This information should not be considered complete, up to date, and is not intended to be used in place of a visit, consultation, or advice of a legal, medical, or any other professional. Too suggests an excessive or undesirable amount. This is a too complex problem to be dealt with here. Nous avons appris à lire, et rapidement en plus. Since they are pronounced the same, you don’t have to worry about mixing up to and too in speech. Be Careful!Don't use too much or much too much in front of an adjective which is not followed by a noun.
Don't say, for example, 'These are too big boots'. For example, you can say 'This is too complex a problem to be dealt with here'. So can suggest an emotion in the speaker, such as pleasure, surprise, or disappointment.

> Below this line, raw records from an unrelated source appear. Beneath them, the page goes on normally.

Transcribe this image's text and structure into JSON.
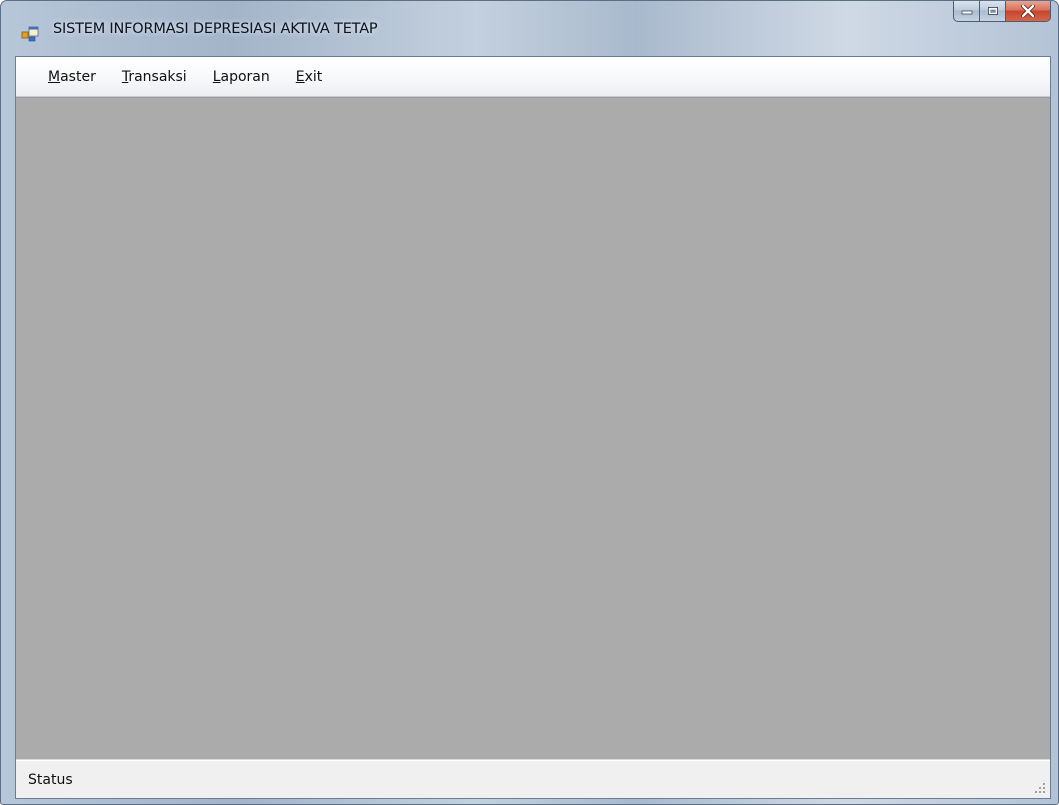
{
  "window": {
    "title": "SISTEM INFORMASI DEPRESIASI AKTIVA TETAP",
    "icon": "app-window-icon",
    "caption_buttons": [
      "minimize-icon",
      "maximize-icon",
      "close-icon"
    ]
  },
  "menubar": {
    "items": [
      {
        "mnemonic": "M",
        "rest": "aster"
      },
      {
        "mnemonic": "T",
        "rest": "ransaksi"
      },
      {
        "mnemonic": "L",
        "rest": "aporan"
      },
      {
        "mnemonic": "E",
        "rest": "xit"
      }
    ]
  },
  "statusbar": {
    "label": "Status"
  },
  "colors": {
    "mdi_background": "#ababab",
    "close_button": "#c6452c",
    "frame": "#b7c6d8"
  }
}
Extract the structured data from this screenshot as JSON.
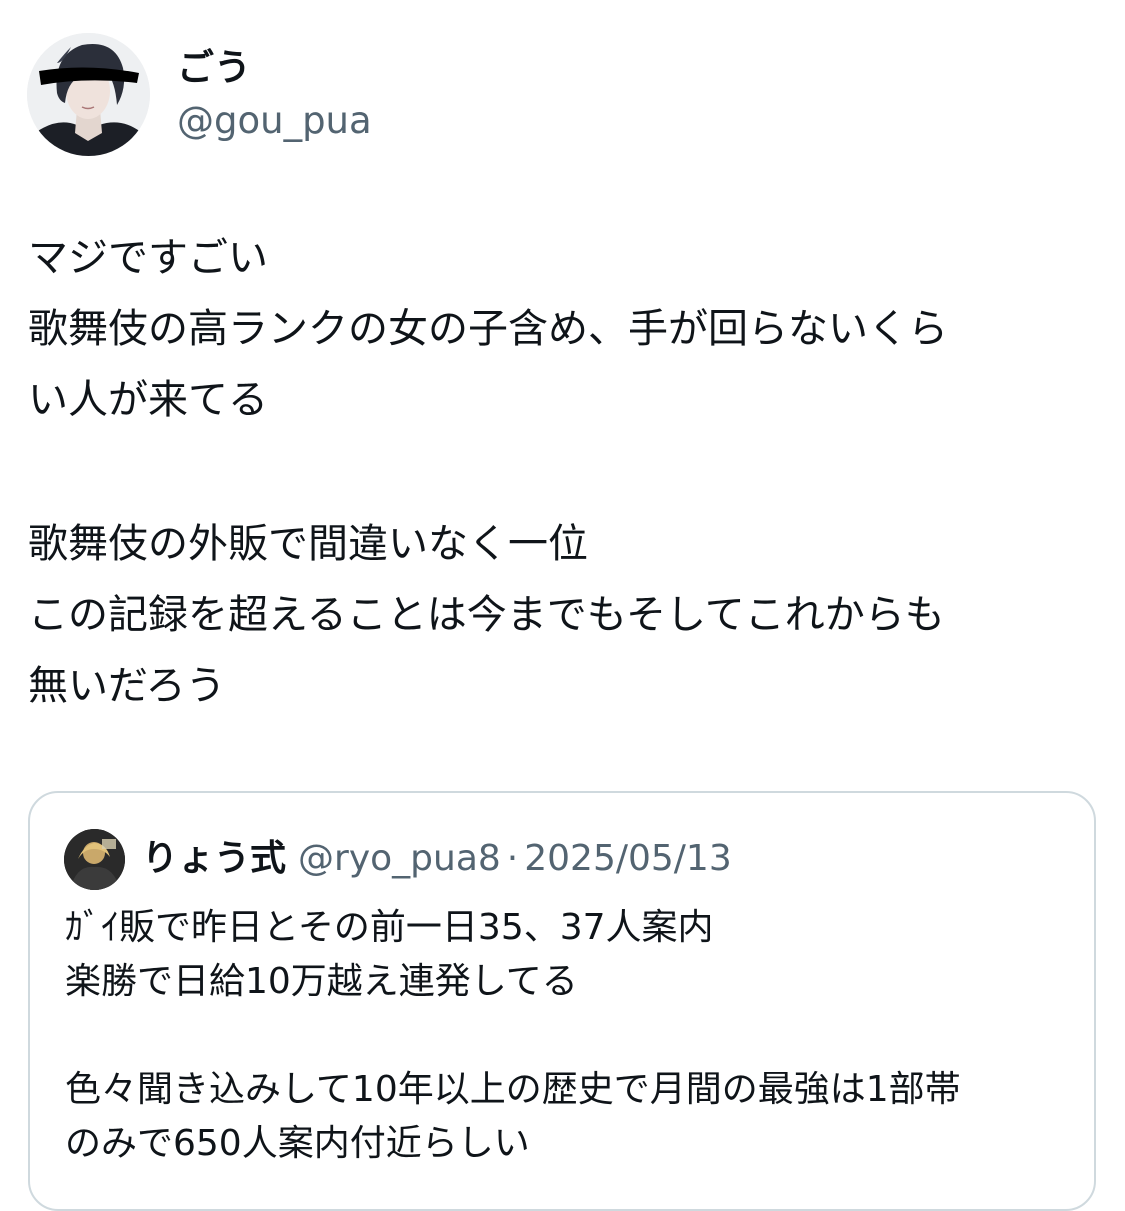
{
  "tweet": {
    "author": {
      "display_name": "ごう",
      "handle": "@gou_pua"
    },
    "text_lines": [
      "マジですごい",
      "歌舞伎の高ランクの女の子含め、手が回らないくら",
      "い人が来てる",
      "",
      "歌舞伎の外販で間違いなく一位",
      "この記録を超えることは今までもそしてこれからも",
      "無いだろう"
    ]
  },
  "quoted_tweet": {
    "author": {
      "display_name": "りょう式",
      "handle": "@ryo_pua8"
    },
    "separator": "·",
    "date": "2025/05/13",
    "text_lines": [
      "ｶﾞｲ販で昨日とその前一日35、37人案内",
      "楽勝で日給10万越え連発してる",
      "",
      "色々聞き込みして10年以上の歴史で月間の最強は1部帯",
      "のみで650人案内付近らしい"
    ]
  },
  "colors": {
    "text_primary": "#0f1419",
    "text_secondary": "#536471",
    "card_border": "#cfd9de",
    "background": "#ffffff"
  }
}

This is fairly formal. Don't say that there are 'much too many' of them. You say 'I'm not hungry and she's not hungry either', 'I'm not hungry and neither is she', or 'I'm not hungry and nor is she'. Say 'The hat was much too small for her' or 'The hat was far too small for her'. Also is usually used in front of a verb. The homophones "to" and "too" can be commonly mistaken. Too can be an adverb or a grading adverb.
However, the position of too can make a difference to the meaning of a sentence.